by
Clyde Carter, Jr. injured his shoulder and neck while working as a carman at BNSF Railway Company’s yard in Kansas City, Kansas. Carter immediately reported the injury to BNSF. The following year, he filed a Federal Employers’ Liability Act (FELA) damage action, alleging that BNSF’s negligence caused his injury. BNSF’s discovery in defending the FELA lawsuit included a July 2009 deposition of Carter. In January 2012, as trial approached, a BNSF manager reviewed discovery materials provided by BNSF’s attorneys. He discovered discrepancies between Carter’s deposition testimony and information provided on his employment application and medical questionnaire submitted to BNSF in 2005. Thompson initiated a disciplinary investigation into potentially dishonest statements. Later, BNSF opened a second disciplinary investigation to determine if Carter signed a false statement that he arrived at work on time on February 5, 2012. The investigations culminated in two "on-property" evidentiary hearings, the conclusions of which found Carter committed dishonesty violations and recommended discipline in accordance with BNSF’s Policy for Employee Performance Accountability (PEPA). It was recommended Carter be terminated for dishonesty, a "stand alone" violation that could result in dismissal without regard to an employee's prior disciplinary history. Following termination, Carter filed an FRSA complaint with the Department of Labor, alleging that BNSF initiated the investigations leading to his dismissal in retaliation for Carter reporting the August 2007 work-related injury. The Occupational Safety and Health Administration dismissed Carter’s complaint, finding he committed the violations, and BNSF proved by clear and convincing evidence that "other employees who had not engaged in protected activity have been dismissed from service for dishonesty." Carter filed objections. After an evidentiary hearing, an Administrative Law Judge (ALJ) found that BNSF violated 49 U.S.C. 20109(a)(4) and awarded reinstatement, back pay, attorneys’ fees, and $50,000 punitive damages. BNSF filed an administrative appeal. The Secretary’s Administrative Review Board (ARB) affirmed the ALJ. BNSF appealed. The Eighth Circuit found the ALJ's reasoning was based on a flawed interpretation of the FRSA; though the Administrative Review Board did not rely on the ALJ's chain-of-events causation theory, it affirmed based on findings which were either non-existent or insufficient to support the Board's contributing factor and affirmative defense rulings. Accordingly, the Court reversed and remanded with instructions. View "BNSF Railway Co. v. LABR" on Justia Law

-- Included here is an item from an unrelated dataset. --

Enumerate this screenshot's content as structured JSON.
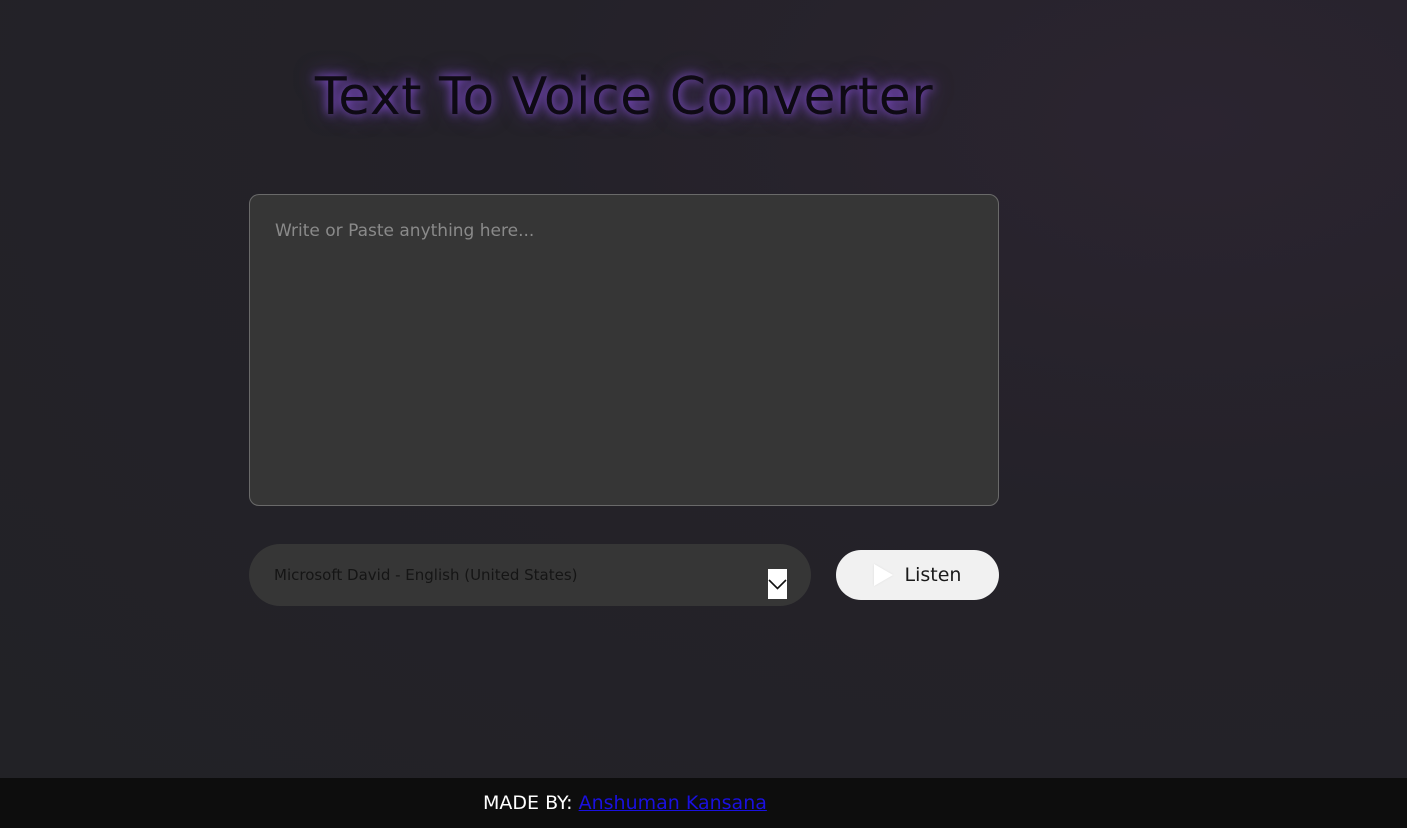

by
Plaintiffs filed suit against BNSF, alleging retaliation claims under the Federal Railroad Safety Act, 49 U.S.C. 20109(a)(1)(C). The Eighth Circuit affirmed the district court's dismissal of certain claims for failure to exhaust administrative remedies and conclusion that claims that were properly exhausted failed on the merits. The court held that the district court properly concluded that claims asserting additional adverse actions were unrelated to the claims in plaintiffs' OSHA complaint and unexhausted, and plaintiffs failed to exhaust their claims asserting retaliation for alleged protected activity in their statements to a claims representative. In regard to properly exhausted claims, the court held that, assuming that providing information about an injury caused by the carrier's negligence could give rise to liability, plaintiffs first alleged protected activity -- handwritten statements to the trainmaster -- fell short of satisfying section 20109(a)(1). Furthermore, plaintiffs' testimony at the investigative hearing could not have contributed to earlier adverse actions, and plaintiffs failed to prove that the discipline imposed by the company for rule violations was made with retaliatory motive. View "Foster v. BNSF Railway Co." on Justia Law